Update on Public Bank Donations
Retake donors contributed $1,500 to AFLEP (Alliance for Local Economic Prosperity) in support of their $25K match campaign for education and advocacy advancing the effort to pass a bill to create a state Public Bank. Retake had agreed to match up to $1,000 of those donations, but we are gonna match it dollar for dollar and send along a check for $1,500 from Retake. With the match from AFLEP leadership your $1,500 + Retake’s $1,500=$3000, that will be matched again by AFLEP leadership, meaning our little effort has resulted in $6,000 in donations, a substantial start on their campaign goal. Thanks to all who contributed. Go Public Bank!
In Case You Missed It
A new feature in Retake posts: we will provide links to the past radio interview and recent posts you may have missed or to a sequence of related posts that would best be read together. First radio.
6/11/22: Gary Coffin, VP, Indivisible ABQ
Gary is on staff of the BernCo District Attorney’s Office, so he knows Democratic nominee for Attorney General, Raul Torrez. He spoke with some authority and enthusiasm. In the interview, he outlined what Torrez will attempt to do as our next Attorney General. Gary is also VP of Indivisible ABQ, which is filing an Amicus brief in opposition to the proposed PNM-Avangrid merger that was rejected by the PRC. PNM-Avangrid are appealing to the NM Supreme Court, and Gary speaks about that appeal and the Amicus brief being developed.
Posts You May Have Missed!
A State Public Bank has immense potential to accelerate and expand NM’s just transition, the revitalization of rural economies, and the construction of robust infrastructure. The North Dakota Public Bank has provided immense benefit to that state, where during the last recession, ND experienced the lowest foreclosure rate in the nation, and after the devastation of the Red River flood, ND communities recovered within 18 months, while neighboring Minnesota communities impacted by the flood continued to struggle 15 years after the flood. Yet, disingenuous opposition, largely funded by Wall St. banks and fueled by misinformation, offers significant impediments to achieving a NM State Public Bank. Fortunately, the Alliance for Local Economic Prosperity has a plan to counter this misinformation and you can help.
June 5, 2022. A New Economic Reality for NM? With Your Help, Yes!

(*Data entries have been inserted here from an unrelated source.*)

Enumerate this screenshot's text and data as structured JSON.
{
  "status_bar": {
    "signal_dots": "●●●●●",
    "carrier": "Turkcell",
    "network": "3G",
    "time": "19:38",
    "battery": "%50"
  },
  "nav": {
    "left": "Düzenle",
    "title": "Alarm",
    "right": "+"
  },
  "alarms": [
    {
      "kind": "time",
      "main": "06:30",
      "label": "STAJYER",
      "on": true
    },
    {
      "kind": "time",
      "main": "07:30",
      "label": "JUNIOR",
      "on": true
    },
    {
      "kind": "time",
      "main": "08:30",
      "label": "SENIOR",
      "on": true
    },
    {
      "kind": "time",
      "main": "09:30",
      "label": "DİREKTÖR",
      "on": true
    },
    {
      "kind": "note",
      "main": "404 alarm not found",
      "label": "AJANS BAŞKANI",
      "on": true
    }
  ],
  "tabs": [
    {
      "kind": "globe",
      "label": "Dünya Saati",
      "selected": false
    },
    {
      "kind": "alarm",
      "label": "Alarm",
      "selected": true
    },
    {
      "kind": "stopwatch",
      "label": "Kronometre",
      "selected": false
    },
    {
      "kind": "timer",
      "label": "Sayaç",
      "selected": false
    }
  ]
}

This post focuses on the utter failure of the federal government to address the urgent needs of our local communities, whether in relation to our personal safety and protection from gun violence, the consequences of climate change, or the greed of corporate America. We’ll explore how our efforts to create change can best occur at the local and state levels and how you can play an important role in advancing these local efforts. We need to do more than vote, march, and sign petitions.
In this post we discuss the primary results and their implications for the 2023 legislative session. We also build on our May 26 post, “Gun Rampages Must be Stopped. Our Inaction Allows this to Continue,” to discuss what might be possible in NM. We close with a powerful video by Matthew McConaughey, the actor who was born in Uvalde and who went to Uvalde to meet with families, and then came to Washington to share what he heard and to lobby for meaningful gun violence prevention legislation.

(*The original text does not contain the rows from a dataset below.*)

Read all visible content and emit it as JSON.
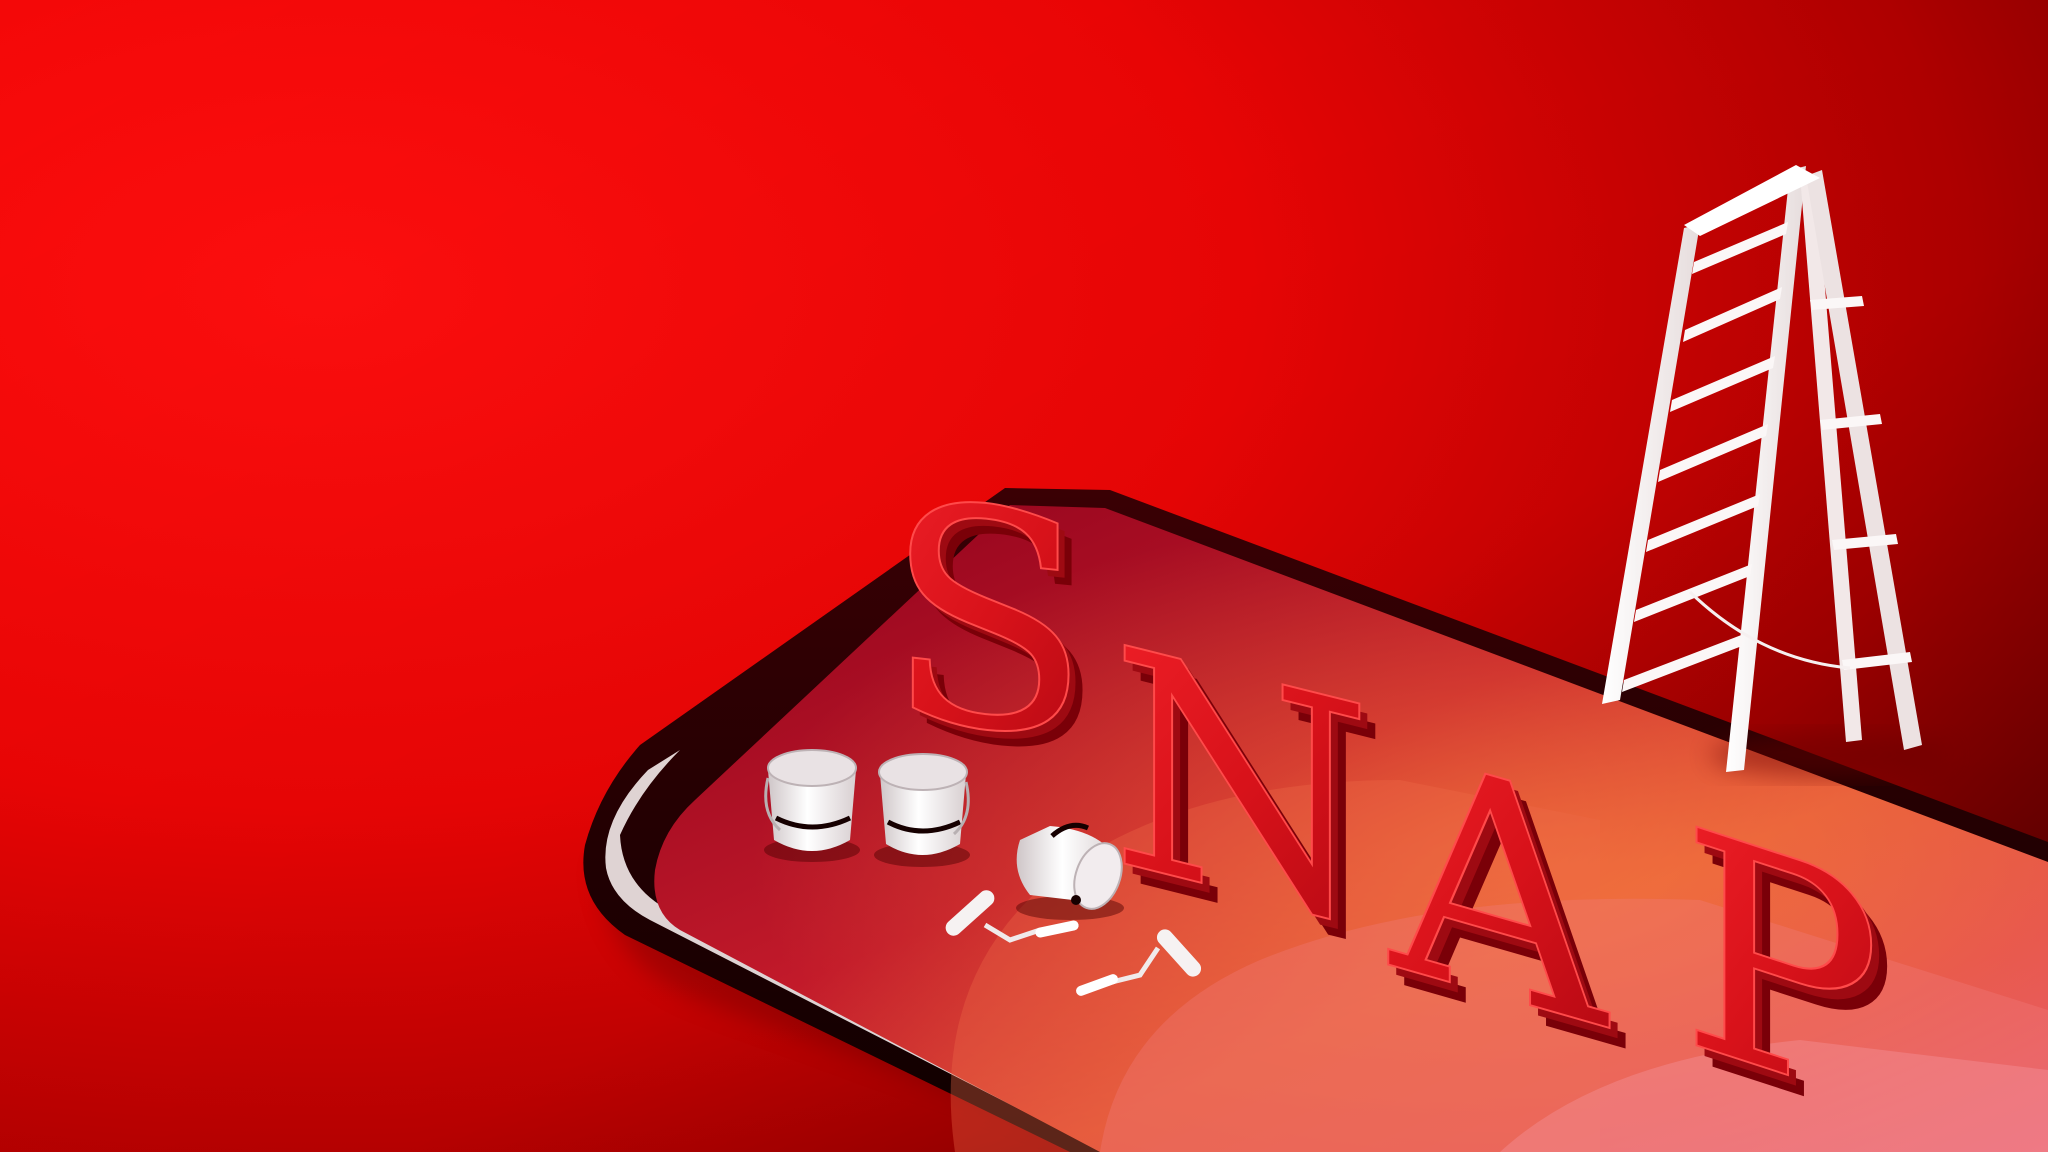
{
  "scene": {
    "headline_letters": [
      "S",
      "N",
      "A",
      "P"
    ],
    "objects": [
      "smartphone",
      "ladder",
      "paint-bucket",
      "paint-bucket",
      "paint-bucket",
      "paint-roller",
      "paint-roller"
    ]
  },
  "colors": {
    "background_bright": "#ff0a0a",
    "background_dark": "#7a0000",
    "letter_face": "#e0141a",
    "letter_side": "#8c0008",
    "screen_warm": "#f0603a",
    "screen_pink": "#e64a6a",
    "phone_bezel": "#1a0000",
    "white_props": "#f4f0f0"
  }
}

In solidarity & hope,
Paul & Roxanne
Categories: Local-State Government & Legislation